| Problem to solve |
Strip out all images, then restate the data verbatim.

| Dataset entries |
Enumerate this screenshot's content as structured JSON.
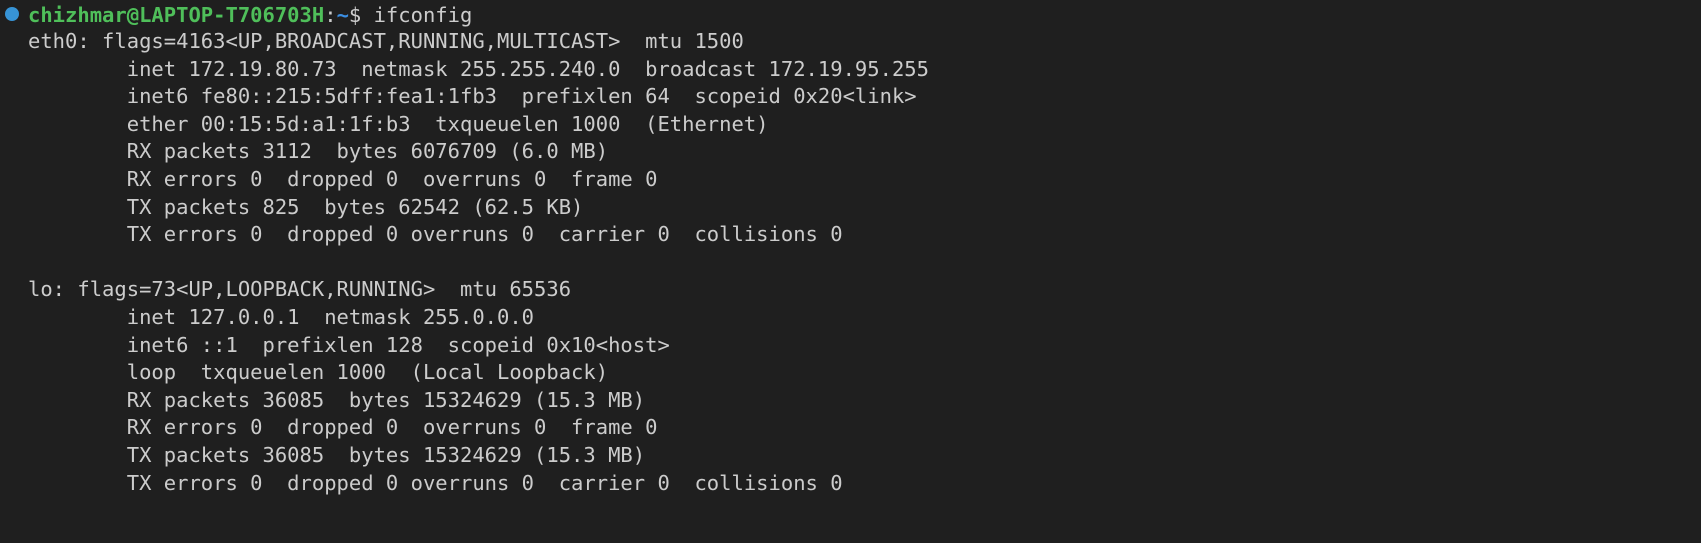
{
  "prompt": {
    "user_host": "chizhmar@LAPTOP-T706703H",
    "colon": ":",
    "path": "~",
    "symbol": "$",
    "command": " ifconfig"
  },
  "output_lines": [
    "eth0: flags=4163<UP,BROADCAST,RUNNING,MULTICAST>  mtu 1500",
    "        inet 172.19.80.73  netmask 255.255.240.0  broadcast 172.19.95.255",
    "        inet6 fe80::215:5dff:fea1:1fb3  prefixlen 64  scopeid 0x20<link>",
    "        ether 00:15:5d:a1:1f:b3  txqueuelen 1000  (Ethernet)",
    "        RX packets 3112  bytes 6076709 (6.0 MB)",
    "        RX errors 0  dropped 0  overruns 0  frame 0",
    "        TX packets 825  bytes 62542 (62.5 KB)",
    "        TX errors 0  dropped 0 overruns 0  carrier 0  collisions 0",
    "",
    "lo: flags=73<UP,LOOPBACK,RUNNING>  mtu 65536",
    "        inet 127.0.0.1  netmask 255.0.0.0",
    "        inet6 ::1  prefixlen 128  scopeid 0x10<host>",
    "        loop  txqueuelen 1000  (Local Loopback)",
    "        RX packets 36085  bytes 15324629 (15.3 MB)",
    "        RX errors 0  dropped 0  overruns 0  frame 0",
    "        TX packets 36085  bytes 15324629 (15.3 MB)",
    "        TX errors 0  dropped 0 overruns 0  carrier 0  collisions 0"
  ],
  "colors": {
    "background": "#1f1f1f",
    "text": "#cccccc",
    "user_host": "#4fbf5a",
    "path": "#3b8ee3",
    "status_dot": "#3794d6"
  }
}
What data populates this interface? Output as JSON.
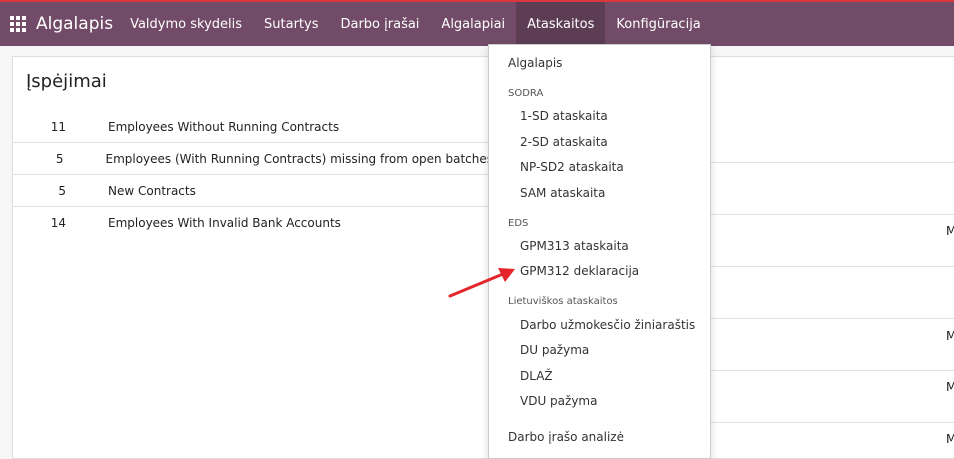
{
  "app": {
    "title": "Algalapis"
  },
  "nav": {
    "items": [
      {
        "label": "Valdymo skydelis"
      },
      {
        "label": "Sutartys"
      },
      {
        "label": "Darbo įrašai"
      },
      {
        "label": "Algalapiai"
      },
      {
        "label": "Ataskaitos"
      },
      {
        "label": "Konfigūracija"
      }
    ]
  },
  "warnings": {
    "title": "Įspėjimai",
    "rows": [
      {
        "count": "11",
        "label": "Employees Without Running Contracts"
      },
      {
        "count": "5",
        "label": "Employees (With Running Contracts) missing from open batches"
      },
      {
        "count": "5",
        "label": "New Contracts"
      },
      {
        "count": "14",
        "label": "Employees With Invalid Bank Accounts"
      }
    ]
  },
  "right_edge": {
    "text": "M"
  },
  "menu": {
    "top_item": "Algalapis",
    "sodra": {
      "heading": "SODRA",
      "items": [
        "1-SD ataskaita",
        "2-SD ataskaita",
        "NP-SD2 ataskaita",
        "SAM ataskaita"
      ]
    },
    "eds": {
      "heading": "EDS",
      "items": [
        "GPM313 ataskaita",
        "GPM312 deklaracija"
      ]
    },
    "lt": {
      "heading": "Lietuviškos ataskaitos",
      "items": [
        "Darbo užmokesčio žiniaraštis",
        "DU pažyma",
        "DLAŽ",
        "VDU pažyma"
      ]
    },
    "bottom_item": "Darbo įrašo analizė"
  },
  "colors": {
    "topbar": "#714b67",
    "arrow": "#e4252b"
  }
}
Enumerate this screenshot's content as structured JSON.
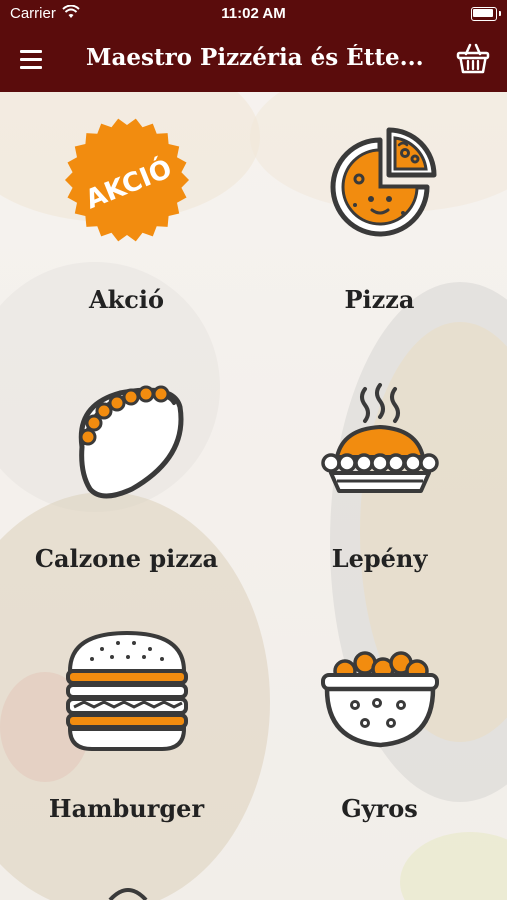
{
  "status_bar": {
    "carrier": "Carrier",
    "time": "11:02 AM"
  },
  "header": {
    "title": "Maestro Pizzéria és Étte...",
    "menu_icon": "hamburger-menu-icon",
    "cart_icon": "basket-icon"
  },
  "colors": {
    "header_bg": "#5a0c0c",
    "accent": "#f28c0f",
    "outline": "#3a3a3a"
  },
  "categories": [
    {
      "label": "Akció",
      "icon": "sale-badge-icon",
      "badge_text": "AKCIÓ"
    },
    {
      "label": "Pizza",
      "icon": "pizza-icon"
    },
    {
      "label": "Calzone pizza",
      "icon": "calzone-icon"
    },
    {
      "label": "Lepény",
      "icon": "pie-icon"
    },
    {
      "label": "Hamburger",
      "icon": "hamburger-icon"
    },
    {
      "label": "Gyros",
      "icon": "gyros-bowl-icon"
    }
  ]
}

| Answer for this exercise |
Enumerate this screenshot's content as structured JSON.
{
  "prompt": {
    "user_host": "chizhmar@LAPTOP-T706703H",
    "colon": ":",
    "path": "~",
    "symbol": "$",
    "command": " ifconfig"
  },
  "output_lines": [
    "eth0: flags=4163<UP,BROADCAST,RUNNING,MULTICAST>  mtu 1500",
    "        inet 172.19.80.73  netmask 255.255.240.0  broadcast 172.19.95.255",
    "        inet6 fe80::215:5dff:fea1:1fb3  prefixlen 64  scopeid 0x20<link>",
    "        ether 00:15:5d:a1:1f:b3  txqueuelen 1000  (Ethernet)",
    "        RX packets 3112  bytes 6076709 (6.0 MB)",
    "        RX errors 0  dropped 0  overruns 0  frame 0",
    "        TX packets 825  bytes 62542 (62.5 KB)",
    "        TX errors 0  dropped 0 overruns 0  carrier 0  collisions 0",
    "",
    "lo: flags=73<UP,LOOPBACK,RUNNING>  mtu 65536",
    "        inet 127.0.0.1  netmask 255.0.0.0",
    "        inet6 ::1  prefixlen 128  scopeid 0x10<host>",
    "        loop  txqueuelen 1000  (Local Loopback)",
    "        RX packets 36085  bytes 15324629 (15.3 MB)",
    "        RX errors 0  dropped 0  overruns 0  frame 0",
    "        TX packets 36085  bytes 15324629 (15.3 MB)",
    "        TX errors 0  dropped 0 overruns 0  carrier 0  collisions 0"
  ],
  "colors": {
    "background": "#1f1f1f",
    "text": "#cccccc",
    "user_host": "#4fbf5a",
    "path": "#3b8ee3",
    "status_dot": "#3794d6"
  }
}
What data populates this interface? Output as JSON.
{
  "app": {
    "title": "Algalapis"
  },
  "nav": {
    "items": [
      {
        "label": "Valdymo skydelis"
      },
      {
        "label": "Sutartys"
      },
      {
        "label": "Darbo įrašai"
      },
      {
        "label": "Algalapiai"
      },
      {
        "label": "Ataskaitos"
      },
      {
        "label": "Konfigūracija"
      }
    ]
  },
  "warnings": {
    "title": "Įspėjimai",
    "rows": [
      {
        "count": "11",
        "label": "Employees Without Running Contracts"
      },
      {
        "count": "5",
        "label": "Employees (With Running Contracts) missing from open batches"
      },
      {
        "count": "5",
        "label": "New Contracts"
      },
      {
        "count": "14",
        "label": "Employees With Invalid Bank Accounts"
      }
    ]
  },
  "right_edge": {
    "text": "M"
  },
  "menu": {
    "top_item": "Algalapis",
    "sodra": {
      "heading": "SODRA",
      "items": [
        "1-SD ataskaita",
        "2-SD ataskaita",
        "NP-SD2 ataskaita",
        "SAM ataskaita"
      ]
    },
    "eds": {
      "heading": "EDS",
      "items": [
        "GPM313 ataskaita",
        "GPM312 deklaracija"
      ]
    },
    "lt": {
      "heading": "Lietuviškos ataskaitos",
      "items": [
        "Darbo užmokesčio žiniaraštis",
        "DU pažyma",
        "DLAŽ",
        "VDU pažyma"
      ]
    },
    "bottom_item": "Darbo įrašo analizė"
  },
  "colors": {
    "topbar": "#714b67",
    "arrow": "#e4252b"
  }
}
Enumerate this screenshot's content as structured JSON.
{
  "status_bar": {
    "carrier": "Carrier",
    "time": "11:02 AM"
  },
  "header": {
    "title": "Maestro Pizzéria és Étte...",
    "menu_icon": "hamburger-menu-icon",
    "cart_icon": "basket-icon"
  },
  "colors": {
    "header_bg": "#5a0c0c",
    "accent": "#f28c0f",
    "outline": "#3a3a3a"
  },
  "categories": [
    {
      "label": "Akció",
      "icon": "sale-badge-icon",
      "badge_text": "AKCIÓ"
    },
    {
      "label": "Pizza",
      "icon": "pizza-icon"
    },
    {
      "label": "Calzone pizza",
      "icon": "calzone-icon"
    },
    {
      "label": "Lepény",
      "icon": "pie-icon"
    },
    {
      "label": "Hamburger",
      "icon": "hamburger-icon"
    },
    {
      "label": "Gyros",
      "icon": "gyros-bowl-icon"
    }
  ]
}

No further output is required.